Accurate determinations of nitrate ions in sea water have been difficult, especially under shipboard conditions.
The colorimetric method described by Harvey (1926, 1930) and improved by Cooper (1932), Zwicker & Robinson (1944), and others uses strychnidine in concentrated sulphuric acid to produce a red colour. The reagent lacks reliable sensitivity, because it is dependent on the rates of mixing and cooling.
In a method by Armstrong (1963), the absorbance of nitrosyl chloride in the UV region is measured with a spectrophotometer. While the method is good for small samples containing high concentrations of nitrate, the use of concentrated sulphuric acid and lack of sensitivity limit its use in routine analysis.
A method in which nitrate is quantitatively reduced to nitrite would be advantageous, because nitrite can be readily determined by the sensitive diazotization method proposed by Griess (1879). Several such methods have been proposed.

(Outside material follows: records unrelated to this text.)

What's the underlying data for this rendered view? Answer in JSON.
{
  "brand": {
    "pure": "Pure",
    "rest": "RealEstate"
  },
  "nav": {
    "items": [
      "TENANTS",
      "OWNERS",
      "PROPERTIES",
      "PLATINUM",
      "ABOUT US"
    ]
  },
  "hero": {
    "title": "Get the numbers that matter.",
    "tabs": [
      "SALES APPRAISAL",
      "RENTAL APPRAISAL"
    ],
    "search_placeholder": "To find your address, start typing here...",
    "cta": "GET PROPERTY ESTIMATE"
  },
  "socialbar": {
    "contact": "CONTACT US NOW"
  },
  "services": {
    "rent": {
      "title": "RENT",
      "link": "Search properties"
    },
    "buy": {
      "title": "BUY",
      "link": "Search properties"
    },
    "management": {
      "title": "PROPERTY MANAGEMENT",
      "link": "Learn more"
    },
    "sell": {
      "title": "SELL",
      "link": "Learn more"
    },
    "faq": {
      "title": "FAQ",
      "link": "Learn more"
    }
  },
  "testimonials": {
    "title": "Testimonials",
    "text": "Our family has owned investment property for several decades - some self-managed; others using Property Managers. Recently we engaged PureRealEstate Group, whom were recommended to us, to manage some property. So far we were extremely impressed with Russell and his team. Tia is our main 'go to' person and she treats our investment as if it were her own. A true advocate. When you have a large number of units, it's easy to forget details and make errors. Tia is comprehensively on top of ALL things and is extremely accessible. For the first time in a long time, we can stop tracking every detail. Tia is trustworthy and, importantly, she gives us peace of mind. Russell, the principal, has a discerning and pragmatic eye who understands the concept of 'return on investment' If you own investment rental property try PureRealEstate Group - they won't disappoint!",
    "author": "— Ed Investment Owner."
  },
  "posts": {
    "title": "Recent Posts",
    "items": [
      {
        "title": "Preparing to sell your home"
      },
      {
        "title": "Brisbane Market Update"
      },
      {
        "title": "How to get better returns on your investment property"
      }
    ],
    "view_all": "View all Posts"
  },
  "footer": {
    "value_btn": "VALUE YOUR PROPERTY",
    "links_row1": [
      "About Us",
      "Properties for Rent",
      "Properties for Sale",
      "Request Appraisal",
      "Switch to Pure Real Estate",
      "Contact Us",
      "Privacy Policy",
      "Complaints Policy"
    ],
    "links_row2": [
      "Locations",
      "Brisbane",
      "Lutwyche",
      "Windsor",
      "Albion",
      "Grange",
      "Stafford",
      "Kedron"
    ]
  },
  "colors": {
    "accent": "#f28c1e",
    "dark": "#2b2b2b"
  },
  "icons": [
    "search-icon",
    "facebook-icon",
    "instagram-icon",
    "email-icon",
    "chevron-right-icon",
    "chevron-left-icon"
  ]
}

FØyn (1951), Vatova (1956), and Chow & Johnstone (1962) used zinc powder for the reduction, but the reduction is sensitive to temperature, and it is necessary to centrifuge or filter each sample.